Step 3 [G]: Avoid KMix to mess with your ALSA mixer setting

When you store the mixer settings with alsactl store, the expected behavior when you reboot is to have the exact same settings that you manually stored before, loaded again. Some distros stores ALSA mixer settings upon shutdown/reboot (i.e Arch), but Slackware seems to not do it. If you'd like, it's easy enough to add the /usr/sbin/alsactl store command to your ~/.bash\_logout script so it make this happen automatically. It didn't bother me, so I don't.

For the ones that uses KDE as their window manager (I do), KMix has a bug (fixed on KDE 4.9.0, Slackware14's is 4.8.5) on session restore feature that prevents it to "remember" the levels from its last session. The most annoyng part is that you have to remember to always open KMix before a video call on Gtalk, Skype and others, because the capture devices are going to be always muted and set to 0.

There's an easy workaround for this, though. Go to KMix > Settings > Configure KMix and uncheck Restore volumes upon login.

Step 4 [MBP71]: Fix Apple shit on microphone audio routing

This is for Skype only. Gtalk is smart enough to fix this internally. Tks, Google devs!

Generally speaking, notebook microphones are mono devices. They capture audio at one channel only instead the two for the stereo sound. That's just fine from the engineering perspective for the kind of application that a built-in notebook mic has.

When it comes to audio, there's a de facto standard: mono audio sources, when connected to stereo devices, have the live channel (the one that carries the signal) as the left channel while the right channel is unused. Right? Not to Apple, you bitch!

Apple did us the favor to reverse this connection on their notebooks and one could have very interesting times wondering what is happening to the microphone audio capture (as I did). To solve this shit (many thanks to Arch Linux Skype Wiki page maintainers to give me the clues for this):

$ vi ~/.asoundrc {
    type route
    slave.pcm "hw:0,0"
    slave.channels 2
    ttable.0.1 4
    ttable.1.0 0

After save the file, logout and login from X, go to Skype > Options > Audio > Microphone and select the new device in the list: skype (route). Make an Skype call to the echo test service (echo123) to check that's working.
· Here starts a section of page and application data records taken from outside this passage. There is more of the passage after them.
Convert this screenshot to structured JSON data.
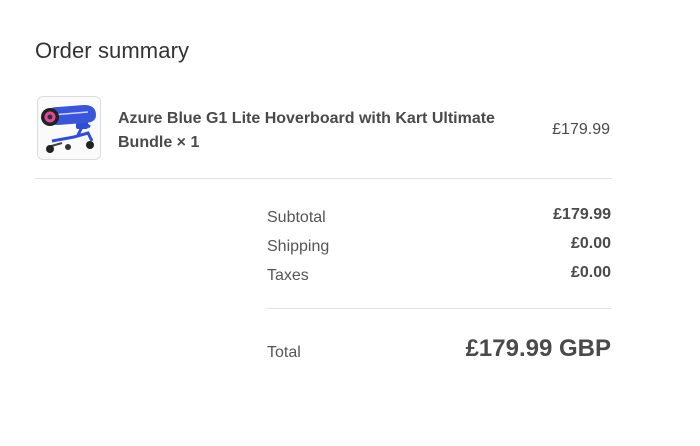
{
  "summary": {
    "title": "Order summary"
  },
  "line_item": {
    "name": "Azure Blue G1 Lite Hoverboard with Kart Ultimate Bundle × 1",
    "price": "£179.99",
    "thumbnail_icon": "hoverboard-kart-icon"
  },
  "totals": {
    "subtotal_label": "Subtotal",
    "subtotal_value": "£179.99",
    "shipping_label": "Shipping",
    "shipping_value": "£0.00",
    "taxes_label": "Taxes",
    "taxes_value": "£0.00",
    "total_label": "Total",
    "total_value": "£179.99 GBP"
  },
  "colors": {
    "text": "#333333",
    "muted_text": "#555555",
    "divider": "#e3e3e3",
    "product_blue": "#2f4fd0"
  }
}
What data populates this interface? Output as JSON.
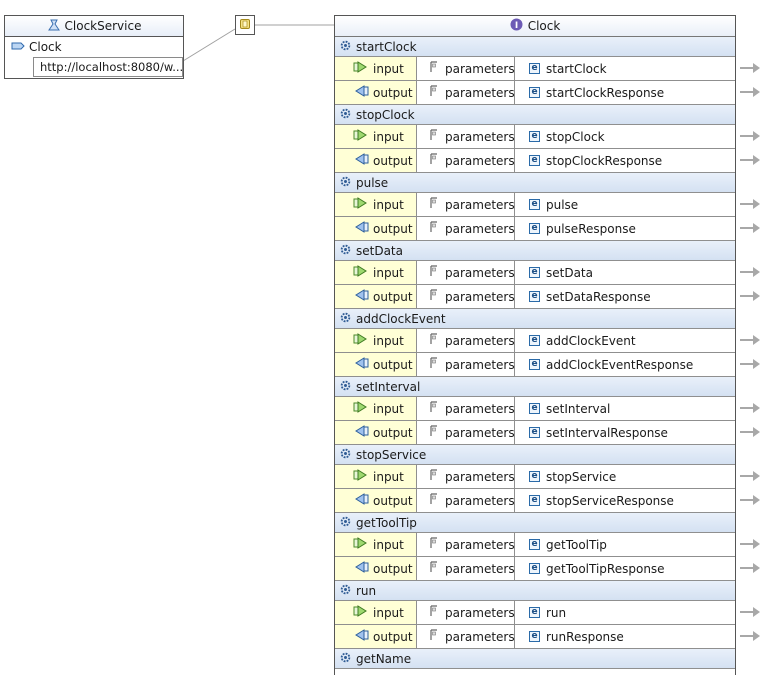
{
  "service": {
    "name": "ClockService",
    "port_name": "Clock",
    "address": "http://localhost:8080/w..."
  },
  "porttype": {
    "name": "Clock"
  },
  "labels": {
    "input": "input",
    "output": "output",
    "parameters": "parameters"
  },
  "operations": [
    {
      "name": "startClock",
      "input": "startClock",
      "output": "startClockResponse"
    },
    {
      "name": "stopClock",
      "input": "stopClock",
      "output": "stopClockResponse"
    },
    {
      "name": "pulse",
      "input": "pulse",
      "output": "pulseResponse"
    },
    {
      "name": "setData",
      "input": "setData",
      "output": "setDataResponse"
    },
    {
      "name": "addClockEvent",
      "input": "addClockEvent",
      "output": "addClockEventResponse"
    },
    {
      "name": "setInterval",
      "input": "setInterval",
      "output": "setIntervalResponse"
    },
    {
      "name": "stopService",
      "input": "stopService",
      "output": "stopServiceResponse"
    },
    {
      "name": "getToolTip",
      "input": "getToolTip",
      "output": "getToolTipResponse"
    },
    {
      "name": "run",
      "input": "run",
      "output": "runResponse"
    },
    {
      "name": "getName"
    }
  ]
}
If it's not, double check steps 2 and 3. Done. Your voice spreading to the world. Talk soft, smart things.

Step 5 [G]: Dumb Amarok

Finally, Amarok (the default playlist based music player in KDE) do not work out of the box on Slackware14. Thanks to Itaman Cavalcanti, who pointed out a solution for this issue, here's how to make Amarok plays your tunes.

First, download OpenSUSE's gstreamer-0_10-plugins-fluendo_mp3 rpm package. Note to download the right file for your CPU architecture (i586 for 32bit, X86_64 for 64bit). Then issue on terminal:

$ rpm2txz gstreamer-0_10-plugins-fluendo_mp3-[VERSION].[ARCH].rpm
$ sudo /sbin/installpkg gstreamer-0_10-plugins-fluendo_mp3-[VERSION].[ARCH].txz

Of course, [VERSION] and [ARCH] must be replaced with your needs. Almost done, lets make Amarok play MPEG-4 AAC audio files (I came from a Mac, so I have a bunch of these around) and make it able to transcode things:

$ sbopkg -i "gst-plugins-ugly gst-plugins-bad gst-ffmpeg"

Restart Amarok and you're good to go.

Wrap up

From the end user perspective, we've learned here how to make Slackware14 be a good guy when it comes to audio. We also learned how to properly configure audio in Slacware14 to the Apple's Macbook Pro 7,1 (Mid-2010) specifics wierdness.

Doubts, comments? The channel is open. Be my guest.